This was my first week back at Alexander school after three weeks of vacation. I am now a “2”! That is, I am now in my second term. It’s been wonderful to get back to it. I walked in on Monday and realized what a lovelygroup of people they all are, teachers and students both. I found myself really looking forward to getting back to work last week and we hit the ground running with the theme of “Non-Doing.”
The new challenge of the term, for me as a “2”, is putting hands on another person while maintaining my own proper use. In AT they talk a lot about stimulus and about how easy it is to get caught up in it. When that happens, we lose track of what is going on in ourselves and invariably start to compress and contract. If this happens when you are touching a student, your hand becomes heavy and only helps to add more compression to the student’s body and limitation to their nervous system, exactly the opposite of what is wanted.
As an Alexander teacher, one is supposed to maintain a sense of self at all times in order to maintain thinking that will support a healthy head/neck relationship and expansion throughout the system. When touching the student, you do so at first in a neutral way that communicates no information. This skill is often referred to as “the uncommitted hand,” meaning that, although you have your hand on, say, the other person’s back, there is no heaviness to it. It rests lightly in such a way that the teacher can “listen” through the contact to ascertain what might be going on in the student’s musculature and nervous system. It becomes a conduit through which the teacher’s thinking can direct the student to soften and expand.
The basic exercise we (the first years) worked with this week was putting hands on another person while taking care of ourselves and, sometimes, following them as they moved.

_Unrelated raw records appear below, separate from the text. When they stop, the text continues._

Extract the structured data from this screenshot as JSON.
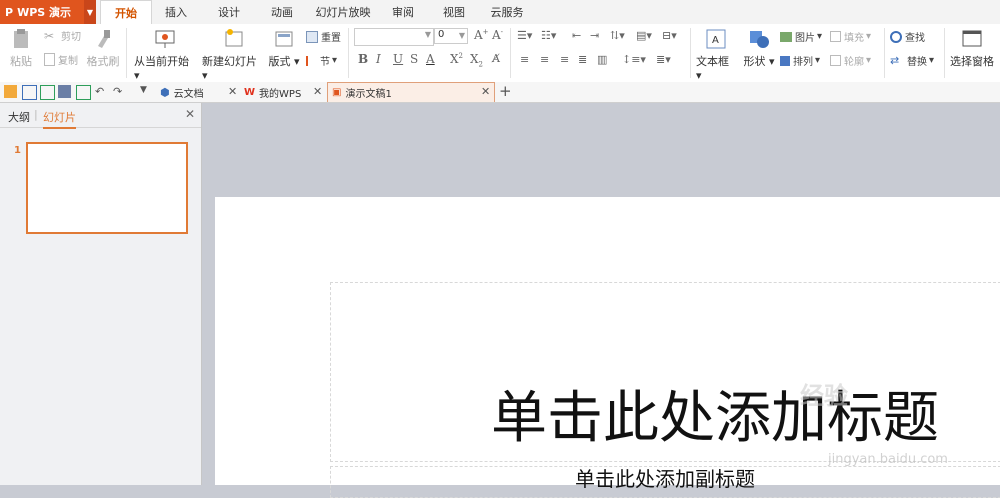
{
  "app": {
    "name": "WPS 演示"
  },
  "tabs": [
    "开始",
    "插入",
    "设计",
    "动画",
    "幻灯片放映",
    "审阅",
    "视图",
    "云服务"
  ],
  "ribbon": {
    "paste": "粘贴",
    "cut": "剪切",
    "copy": "复制",
    "format_painter": "格式刷",
    "start_from_current": "从当前开始",
    "new_slide": "新建幻灯片",
    "layout": "版式",
    "reset": "重置",
    "section": "节",
    "font_size": "0",
    "text_box": "文本框",
    "shape": "形状",
    "picture": "图片",
    "arrange": "排列",
    "fill": "填充",
    "outline": "轮廓",
    "find": "查找",
    "replace": "替换",
    "selection_pane": "选择窗格"
  },
  "doc_tabs": [
    {
      "label": "云文档"
    },
    {
      "label": "我的WPS"
    },
    {
      "label": "演示文稿1"
    }
  ],
  "panel": {
    "outline_tab": "大纲",
    "slides_tab": "幻灯片",
    "slide_number": "1"
  },
  "slide": {
    "title_placeholder": "单击此处添加标题",
    "subtitle_placeholder": "单击此处添加副标题"
  },
  "watermark": {
    "text": "经验",
    "url": "jingyan.baidu.com"
  },
  "colors": {
    "accent": "#e0551e",
    "active_tab_text": "#d35400",
    "thumb_border": "#e07a35"
  }
}
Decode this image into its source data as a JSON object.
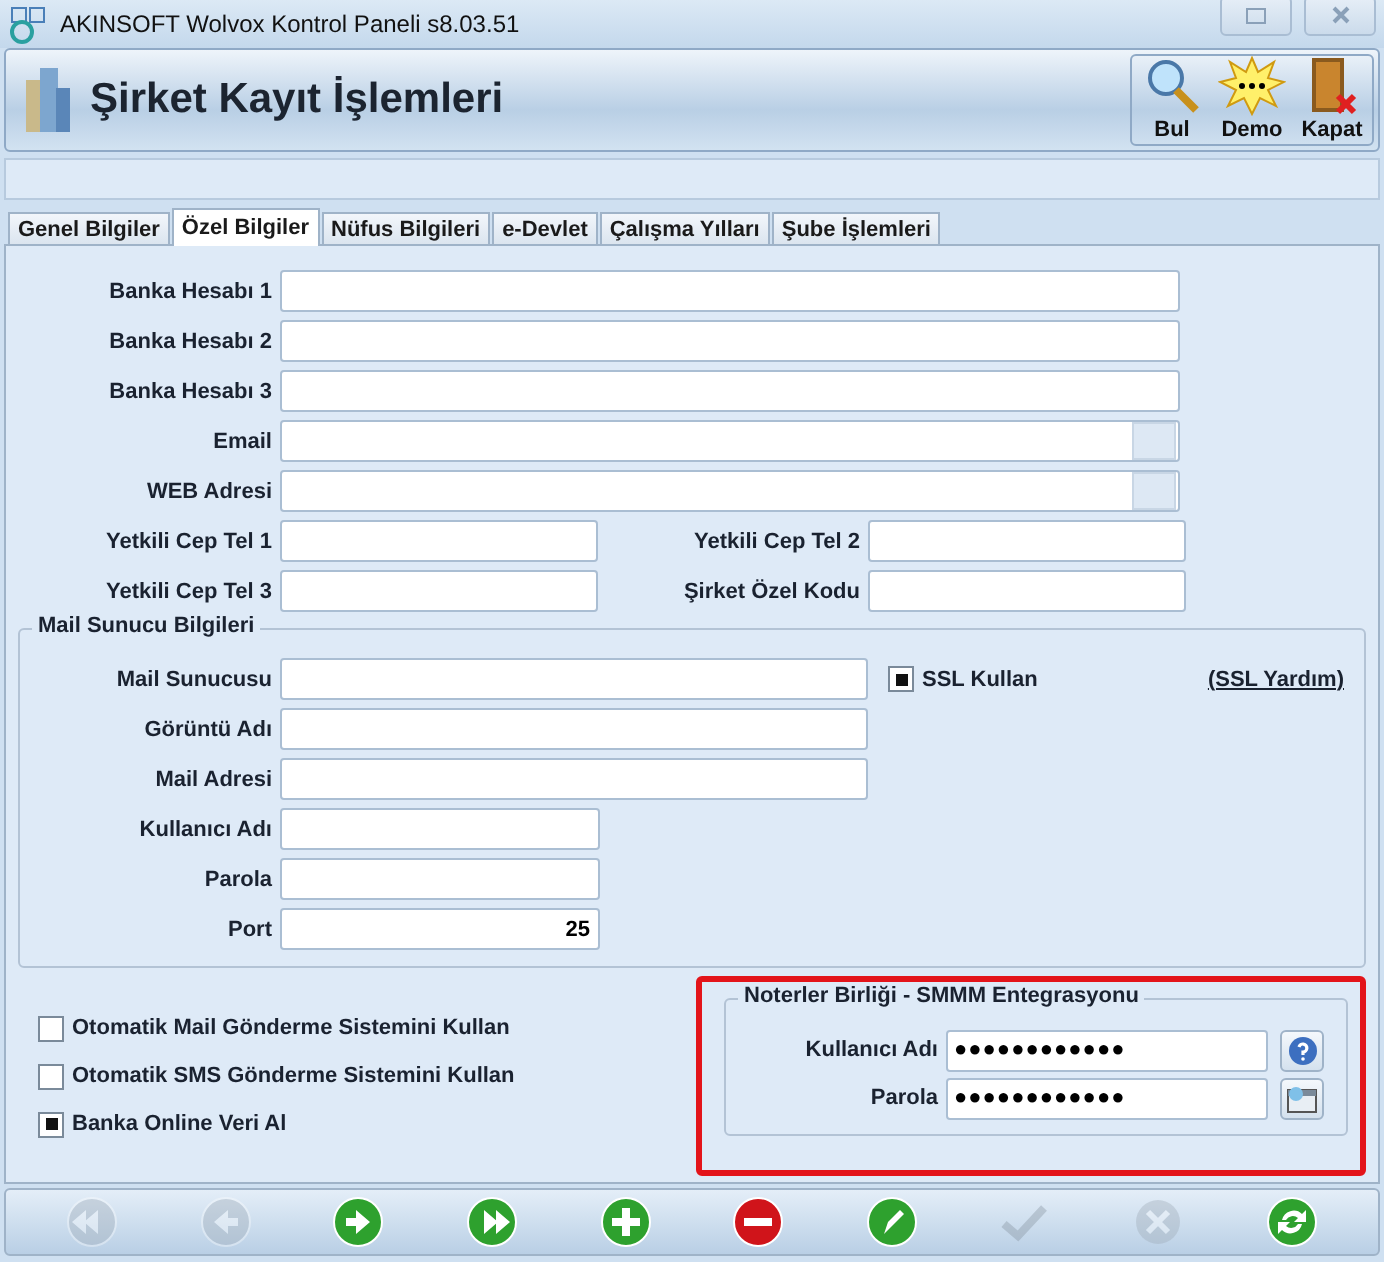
{
  "window": {
    "title": "AKINSOFT Wolvox Kontrol Paneli s8.03.51"
  },
  "header": {
    "title": "Şirket Kayıt İşlemleri",
    "buttons": [
      {
        "kind": "search",
        "label": "Bul"
      },
      {
        "kind": "demo",
        "label": "Demo"
      },
      {
        "kind": "exit",
        "label": "Kapat"
      }
    ]
  },
  "tabs": [
    {
      "label": "Genel Bilgiler",
      "selected": false
    },
    {
      "label": "Özel Bilgiler",
      "selected": true
    },
    {
      "label": "Nüfus Bilgileri",
      "selected": false
    },
    {
      "label": "e-Devlet",
      "selected": false
    },
    {
      "label": "Çalışma Yılları",
      "selected": false
    },
    {
      "label": "Şube İşlemleri",
      "selected": false
    }
  ],
  "fields": [
    {
      "label": "Banka Hesabı 1",
      "kind": "plain"
    },
    {
      "label": "Banka Hesabı 2",
      "kind": "plain"
    },
    {
      "label": "Banka Hesabı 3",
      "kind": "plain"
    },
    {
      "label": "Email",
      "kind": "button"
    },
    {
      "label": "WEB Adresi",
      "kind": "button"
    }
  ],
  "pair_fields": [
    {
      "label": "Yetkili Cep Tel 1"
    },
    {
      "label": "Yetkili Cep Tel 2"
    },
    {
      "label": "Yetkili Cep Tel 3"
    },
    {
      "label": "Şirket Özel Kodu"
    }
  ],
  "mail_server": {
    "title": "Mail Sunucu Bilgileri",
    "ssl": {
      "label": "SSL Kullan",
      "checked": true
    },
    "help_link": "(SSL Yardım)",
    "fields": [
      {
        "label": "Mail Sunucusu",
        "kind": "wide"
      },
      {
        "label": "Görüntü Adı",
        "kind": "wide"
      },
      {
        "label": "Mail Adresi",
        "kind": "wide"
      },
      {
        "label": "Kullanıcı Adı",
        "kind": "short"
      },
      {
        "label": "Parola",
        "kind": "short"
      },
      {
        "label": "Port",
        "kind": "short",
        "value": "25"
      }
    ]
  },
  "options": [
    {
      "label": "Otomatik Mail Gönderme Sistemini Kullan",
      "checked": false
    },
    {
      "label": "Otomatik SMS Gönderme Sistemini Kullan",
      "checked": false
    },
    {
      "label": "Banka Online Veri Al",
      "checked": true
    }
  ],
  "notary": {
    "title": "Noterler Birliği - SMMM Entegrasyonu",
    "highlighted": true,
    "fields": [
      {
        "label": "Kullanıcı Adı",
        "value": "●●●●●●●●●●●●",
        "kind": "help"
      },
      {
        "label": "Parola",
        "value": "●●●●●●●●●●●●",
        "kind": "picker"
      }
    ]
  },
  "toolbar": [
    {
      "kind": "first",
      "disabled": true
    },
    {
      "kind": "prev",
      "disabled": true
    },
    {
      "kind": "next",
      "disabled": false
    },
    {
      "kind": "last",
      "disabled": false
    },
    {
      "kind": "add",
      "disabled": false
    },
    {
      "kind": "delete",
      "disabled": false
    },
    {
      "kind": "edit",
      "disabled": false
    },
    {
      "kind": "save",
      "disabled": true
    },
    {
      "kind": "cancel",
      "disabled": true
    },
    {
      "kind": "refresh",
      "disabled": false
    }
  ]
}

At one point, on Wednesday, the teacher had us put our hands on our partner’s neck and jaw. Talk about a stimulus! I tried it for a bit, but I really wasn’t ready for it. I’m 6’ 2” and weigh 185lb. I felt so big and clumsy with my hands there. There’s a nice trick to defuse the act of touching where you don’t put your fingers on the person, you just hold the edge of your hand against them, but even that had me stiffening my wrists and elbows with tension. I went back and just placed my flat hands on my partner’s chest and back.
In that moment of challenge I was reminded of how tough the first week of my first term was and how far I had come since then. All the stuff we’d been working up to that point seemed so much easier now. I realized I would probably look back from my first week as a “3” on this moment and be thinking the same thing, so I cut myself some slack. This, in itself, is an indicator of how far I’ve come since the beginning of the year.
I found this sense of ease being reinforced later on in the week when, as we went through the laying on of hands exercise, we had to articulate out loud to our partner what we were thinking and how we were working. For example:
“I’m freeing my neck as I include you and the rest of the room in my thinking.”
“I’m tensing my shoulders as I prepare to place my hands on you, so I am saying no to that and finding softness and width once again.”
“I’m finding my back and allowing it to expand as I move back, away from you, and soften my elbows.”
It might sound a little laborious, but it helped to clarify my thinking and the steps I was going through as we worked. I had a flashback to the way I sounded when we did this sort of exercise last term. The quality of my voice was so labored and self-conscious back then. This week it sounded much lighter and more of the stream of consciousness it was supposed to be. (Hmm. Now that I’ve articulated this, I wonder if I’ll go back to being self-conscious again?)
I’ve enjoyed coming into a fresh term with familiarity in the space and an understanding of what my process is and how to work and what to work on. I remember how lost I was feeling that first week and how, as the time progressed, I struggled to figure out just what it was that I was supposed to be doing in class as we worked on ourselves. I didn’t have to figure it all out this time. It was a huge relief.